Wednesday, December 9, 2009

Your Cash Stash

Before even thinking about investing, you should have some cash stashed safely away for unexpected expenses and expenses planned for the next 1-2 years.  Common advice is to have 3-6 months of living expenses in cash for emergency reserves, but the actual amount depends on many variables; e.g., job/income stability, other sources of funds, likelihood of various unexpected events occuring, planned expenses, etc.  Once you've given it some thought, and decided on how much you want to allocate to your cash reserves, you have to decide where to keep the cash.

Monday, November 30, 2009

The Importance of Starting Young

A friend recently told me that his daughter, in her mid-20s, wasn't thinking much about saving or investing now, but thought this was something to start thinking about in 5 years or so.  This brought to mind the many illustrations I've seen about the importance of starting to save and invest as early in life as possible.  Starting just a few years earlier can have a dramatic impact on how much money one ends up with when they retire.

Sunday, November 29, 2009

Investment Account Basics

In my Facebook note version of this article, someone asked the following questions with regard to the investments I've been discussing:

  1. Can you pull your money out at any time?
  2. If so, do you have to pull out all of your money or can you pull out certain amounts still? I'm guessing as long at the minimum investment is still there you can pull out some I right?
  3. Do people invest in these funds for more of a long-term investment vs short-term?

For the answers, read on ...

Investing in Emerging Markets

In my Facebook note version of my previous article, someone asked for my take on investing in emerging markets. Here it is.

The short answer is that emerging markets make up a useful asset class to include in a well diversified portfolio, but I wouldn't recommend speculating on whether they're going up or down in the short term. I'd recommend holding emerging markets in something approximating their market weight; I'll expand on what that means if you read more.

What is a low cost index fund?

I started writing these articles as Facebook notes, so am copying those to here.  In a comment to my first investing note (on facebook), someone asked what a low cost index fund is.

An index fund is a mutual fund that attempts to track an index. So, first we have to define mutual fund and index.  Then I'll get into the cost aspects.

Please read on if interested ...

Low Cost Index Funds are the Way to Go for Most People

This blog is intended mainly for family and friends who want (or need) to learn more about investing. If people outside of that circle find it interesting or useful, then great.

To get things rolling, I'll mention that I'm a big fan of using low cost index funds as the core of an investment strategy. Academic research has shown that low costs are the best predictor of long term performance, and that it's highly unlikely that you'll be able to "beat the market". Therefore, the winning long term strategy is simply to own the market at the lowest cost. Note that by "the market", I don't mean just stocks (stock funds), but also bonds (bond funds).

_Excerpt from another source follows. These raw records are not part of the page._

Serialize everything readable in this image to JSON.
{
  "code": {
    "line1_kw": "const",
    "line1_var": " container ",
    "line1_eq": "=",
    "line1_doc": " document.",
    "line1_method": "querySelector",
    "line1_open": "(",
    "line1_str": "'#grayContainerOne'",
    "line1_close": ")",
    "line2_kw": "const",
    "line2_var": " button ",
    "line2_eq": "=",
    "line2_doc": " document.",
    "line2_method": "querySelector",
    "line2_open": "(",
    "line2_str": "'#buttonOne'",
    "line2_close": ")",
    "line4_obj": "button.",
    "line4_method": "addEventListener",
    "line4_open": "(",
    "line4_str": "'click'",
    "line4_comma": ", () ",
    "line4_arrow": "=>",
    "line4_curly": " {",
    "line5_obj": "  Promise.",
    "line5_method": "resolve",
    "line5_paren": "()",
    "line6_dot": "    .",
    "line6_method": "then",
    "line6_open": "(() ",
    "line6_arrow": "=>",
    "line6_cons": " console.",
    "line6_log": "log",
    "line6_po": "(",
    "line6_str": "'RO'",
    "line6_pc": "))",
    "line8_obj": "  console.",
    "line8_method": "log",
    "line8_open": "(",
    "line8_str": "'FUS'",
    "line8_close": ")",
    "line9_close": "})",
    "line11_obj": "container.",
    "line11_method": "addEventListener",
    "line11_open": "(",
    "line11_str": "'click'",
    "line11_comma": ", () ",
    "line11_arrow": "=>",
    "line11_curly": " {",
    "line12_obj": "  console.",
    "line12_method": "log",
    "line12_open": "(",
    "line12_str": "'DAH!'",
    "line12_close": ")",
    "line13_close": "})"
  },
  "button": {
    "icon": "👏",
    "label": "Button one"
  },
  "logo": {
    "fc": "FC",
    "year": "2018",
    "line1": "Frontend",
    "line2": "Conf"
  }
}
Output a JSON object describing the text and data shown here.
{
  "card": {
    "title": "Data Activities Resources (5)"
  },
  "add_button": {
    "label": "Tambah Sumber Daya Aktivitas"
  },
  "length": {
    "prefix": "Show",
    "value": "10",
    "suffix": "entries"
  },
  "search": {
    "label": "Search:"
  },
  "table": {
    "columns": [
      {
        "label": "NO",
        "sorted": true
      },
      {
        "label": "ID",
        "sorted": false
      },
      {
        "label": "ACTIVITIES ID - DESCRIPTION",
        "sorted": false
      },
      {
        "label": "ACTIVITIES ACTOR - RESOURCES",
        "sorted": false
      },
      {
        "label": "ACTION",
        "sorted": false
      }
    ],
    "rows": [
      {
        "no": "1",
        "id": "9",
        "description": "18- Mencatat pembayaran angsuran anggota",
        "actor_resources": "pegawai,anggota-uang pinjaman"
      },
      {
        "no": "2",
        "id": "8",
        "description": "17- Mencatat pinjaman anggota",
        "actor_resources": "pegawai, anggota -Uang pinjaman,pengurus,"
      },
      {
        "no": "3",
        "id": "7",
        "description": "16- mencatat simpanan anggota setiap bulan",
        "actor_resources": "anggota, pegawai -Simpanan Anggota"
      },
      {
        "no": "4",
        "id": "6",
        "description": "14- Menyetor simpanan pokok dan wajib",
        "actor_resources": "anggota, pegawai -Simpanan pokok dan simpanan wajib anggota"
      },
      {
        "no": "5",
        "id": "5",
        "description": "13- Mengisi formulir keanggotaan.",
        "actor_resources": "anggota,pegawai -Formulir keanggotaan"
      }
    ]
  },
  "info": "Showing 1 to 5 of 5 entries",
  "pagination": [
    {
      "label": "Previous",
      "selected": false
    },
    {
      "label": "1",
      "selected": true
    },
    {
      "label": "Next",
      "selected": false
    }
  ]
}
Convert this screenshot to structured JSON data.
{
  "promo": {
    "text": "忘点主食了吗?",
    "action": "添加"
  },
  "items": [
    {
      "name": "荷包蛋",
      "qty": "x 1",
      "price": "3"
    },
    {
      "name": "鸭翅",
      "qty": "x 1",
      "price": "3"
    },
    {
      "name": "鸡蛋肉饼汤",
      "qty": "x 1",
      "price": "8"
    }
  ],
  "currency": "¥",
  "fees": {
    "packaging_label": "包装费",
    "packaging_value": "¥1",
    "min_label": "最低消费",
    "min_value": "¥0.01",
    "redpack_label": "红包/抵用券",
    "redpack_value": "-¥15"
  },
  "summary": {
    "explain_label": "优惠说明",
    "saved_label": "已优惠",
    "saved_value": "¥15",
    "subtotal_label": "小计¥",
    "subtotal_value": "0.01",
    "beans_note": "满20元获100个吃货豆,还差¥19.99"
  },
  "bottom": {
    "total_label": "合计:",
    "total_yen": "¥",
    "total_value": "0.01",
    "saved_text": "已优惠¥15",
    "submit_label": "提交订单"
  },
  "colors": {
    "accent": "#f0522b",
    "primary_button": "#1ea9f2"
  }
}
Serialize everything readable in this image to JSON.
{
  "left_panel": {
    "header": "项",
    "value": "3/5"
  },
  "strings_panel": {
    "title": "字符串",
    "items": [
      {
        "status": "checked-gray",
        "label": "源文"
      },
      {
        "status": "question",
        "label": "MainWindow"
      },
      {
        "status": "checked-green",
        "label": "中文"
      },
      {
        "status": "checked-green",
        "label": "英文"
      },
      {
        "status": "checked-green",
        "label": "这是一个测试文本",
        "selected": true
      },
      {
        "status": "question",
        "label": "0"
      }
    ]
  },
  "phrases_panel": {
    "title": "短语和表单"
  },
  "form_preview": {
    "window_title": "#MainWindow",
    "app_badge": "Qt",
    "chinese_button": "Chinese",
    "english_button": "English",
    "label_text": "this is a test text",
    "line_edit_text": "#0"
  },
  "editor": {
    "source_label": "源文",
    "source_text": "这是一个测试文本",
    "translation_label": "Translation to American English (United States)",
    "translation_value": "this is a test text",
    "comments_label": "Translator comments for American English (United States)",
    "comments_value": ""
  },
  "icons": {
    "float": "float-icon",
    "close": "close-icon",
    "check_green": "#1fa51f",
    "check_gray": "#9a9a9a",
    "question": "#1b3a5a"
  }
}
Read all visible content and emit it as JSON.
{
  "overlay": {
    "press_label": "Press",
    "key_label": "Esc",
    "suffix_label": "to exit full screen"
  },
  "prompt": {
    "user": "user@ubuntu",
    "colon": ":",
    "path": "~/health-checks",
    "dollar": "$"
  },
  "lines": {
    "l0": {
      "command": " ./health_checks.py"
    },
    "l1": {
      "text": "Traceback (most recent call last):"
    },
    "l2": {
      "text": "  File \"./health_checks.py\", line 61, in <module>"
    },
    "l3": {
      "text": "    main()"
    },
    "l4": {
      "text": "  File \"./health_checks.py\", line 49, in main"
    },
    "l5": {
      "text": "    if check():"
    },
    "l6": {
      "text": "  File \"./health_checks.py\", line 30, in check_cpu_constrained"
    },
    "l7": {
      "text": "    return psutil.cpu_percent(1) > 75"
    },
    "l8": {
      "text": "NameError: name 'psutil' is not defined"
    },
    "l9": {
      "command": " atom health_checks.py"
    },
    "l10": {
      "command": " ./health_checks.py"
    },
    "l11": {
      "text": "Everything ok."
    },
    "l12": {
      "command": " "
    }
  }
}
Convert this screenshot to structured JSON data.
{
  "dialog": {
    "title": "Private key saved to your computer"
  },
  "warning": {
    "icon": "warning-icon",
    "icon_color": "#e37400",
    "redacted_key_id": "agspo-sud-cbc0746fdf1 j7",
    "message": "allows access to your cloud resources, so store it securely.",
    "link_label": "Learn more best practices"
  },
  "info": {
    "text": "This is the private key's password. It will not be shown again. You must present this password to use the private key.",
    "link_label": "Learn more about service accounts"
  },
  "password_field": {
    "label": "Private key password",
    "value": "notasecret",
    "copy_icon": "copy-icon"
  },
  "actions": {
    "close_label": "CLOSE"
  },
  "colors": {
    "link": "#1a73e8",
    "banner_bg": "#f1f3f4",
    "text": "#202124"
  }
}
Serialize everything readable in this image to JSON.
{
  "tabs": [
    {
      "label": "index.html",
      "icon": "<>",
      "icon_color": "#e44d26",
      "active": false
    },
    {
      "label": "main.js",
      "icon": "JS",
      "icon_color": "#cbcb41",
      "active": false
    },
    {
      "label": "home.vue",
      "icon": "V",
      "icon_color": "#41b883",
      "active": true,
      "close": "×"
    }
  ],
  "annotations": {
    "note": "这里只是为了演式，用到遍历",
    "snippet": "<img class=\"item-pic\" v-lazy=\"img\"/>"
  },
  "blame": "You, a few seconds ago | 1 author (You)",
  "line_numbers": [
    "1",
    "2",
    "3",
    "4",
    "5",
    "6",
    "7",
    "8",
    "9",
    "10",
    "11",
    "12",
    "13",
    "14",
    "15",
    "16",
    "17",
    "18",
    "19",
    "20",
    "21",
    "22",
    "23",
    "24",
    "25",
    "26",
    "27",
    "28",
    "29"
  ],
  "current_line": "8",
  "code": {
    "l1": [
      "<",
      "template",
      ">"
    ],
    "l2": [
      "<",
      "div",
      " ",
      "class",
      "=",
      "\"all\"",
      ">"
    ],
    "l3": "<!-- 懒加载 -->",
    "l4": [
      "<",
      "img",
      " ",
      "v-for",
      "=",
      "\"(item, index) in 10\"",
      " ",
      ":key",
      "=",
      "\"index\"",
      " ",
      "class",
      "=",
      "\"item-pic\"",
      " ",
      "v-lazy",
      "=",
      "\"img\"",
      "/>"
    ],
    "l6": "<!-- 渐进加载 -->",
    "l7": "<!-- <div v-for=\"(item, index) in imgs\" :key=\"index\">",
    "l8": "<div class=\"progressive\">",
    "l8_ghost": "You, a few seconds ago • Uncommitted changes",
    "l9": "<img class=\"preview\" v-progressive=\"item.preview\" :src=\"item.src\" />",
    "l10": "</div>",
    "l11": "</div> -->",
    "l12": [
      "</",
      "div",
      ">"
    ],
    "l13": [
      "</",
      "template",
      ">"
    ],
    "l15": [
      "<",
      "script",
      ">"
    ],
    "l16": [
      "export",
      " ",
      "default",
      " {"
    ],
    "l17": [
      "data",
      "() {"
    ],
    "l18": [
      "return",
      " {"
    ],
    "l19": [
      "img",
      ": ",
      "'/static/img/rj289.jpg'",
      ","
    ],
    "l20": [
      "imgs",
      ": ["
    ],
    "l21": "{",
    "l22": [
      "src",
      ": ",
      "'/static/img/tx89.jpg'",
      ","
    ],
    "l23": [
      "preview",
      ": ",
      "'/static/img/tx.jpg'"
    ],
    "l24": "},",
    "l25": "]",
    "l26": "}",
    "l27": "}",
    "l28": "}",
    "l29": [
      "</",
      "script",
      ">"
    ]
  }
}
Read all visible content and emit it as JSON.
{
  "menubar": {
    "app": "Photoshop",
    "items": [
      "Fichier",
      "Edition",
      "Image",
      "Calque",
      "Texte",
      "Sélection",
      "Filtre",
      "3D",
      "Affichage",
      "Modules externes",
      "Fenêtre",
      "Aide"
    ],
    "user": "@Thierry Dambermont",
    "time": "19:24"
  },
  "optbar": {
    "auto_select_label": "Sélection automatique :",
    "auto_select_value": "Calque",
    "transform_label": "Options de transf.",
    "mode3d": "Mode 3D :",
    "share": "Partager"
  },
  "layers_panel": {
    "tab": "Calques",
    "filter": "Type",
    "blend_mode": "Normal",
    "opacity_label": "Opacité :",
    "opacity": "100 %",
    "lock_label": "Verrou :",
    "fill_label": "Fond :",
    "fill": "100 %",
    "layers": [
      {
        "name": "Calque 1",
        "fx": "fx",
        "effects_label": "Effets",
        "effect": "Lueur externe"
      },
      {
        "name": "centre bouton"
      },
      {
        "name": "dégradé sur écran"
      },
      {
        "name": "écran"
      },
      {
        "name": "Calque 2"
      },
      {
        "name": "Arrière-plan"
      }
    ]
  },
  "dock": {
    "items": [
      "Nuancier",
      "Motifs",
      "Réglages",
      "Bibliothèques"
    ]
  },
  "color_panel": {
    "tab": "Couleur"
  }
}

Vanguard has the broadest selection of low cost index funds, but Fidelity and Schwab offer a few stock index funds with comparable or even lower costs.

Especially for someone just getting started with a small amount of money, Schwab is good, since their minimum investment for their index funds is only $100 (Vanguard's minimum is $3000), and their fees (expense ratios) are competitive. My 15 year old daughter Alyssa has been investing much of her allowance in a couple of the Schwab funds (Total Stock Market Index and International Index). Schwab has also just come out with some ETFs (Exchange Traded Funds) that you can buy and sell with no commission in your Schwab account.

For those with more money, and who want to use one vendor, I recommend Vanguard, since they have a better selection of lower cost bond funds than either Fidelity or Schwab (or any other financial institution I know of), as well as a broader selection of low cost stock index funds (value, small, small value, REIT, etc.). This allows you to assemble a more diversified, low cost portfolio.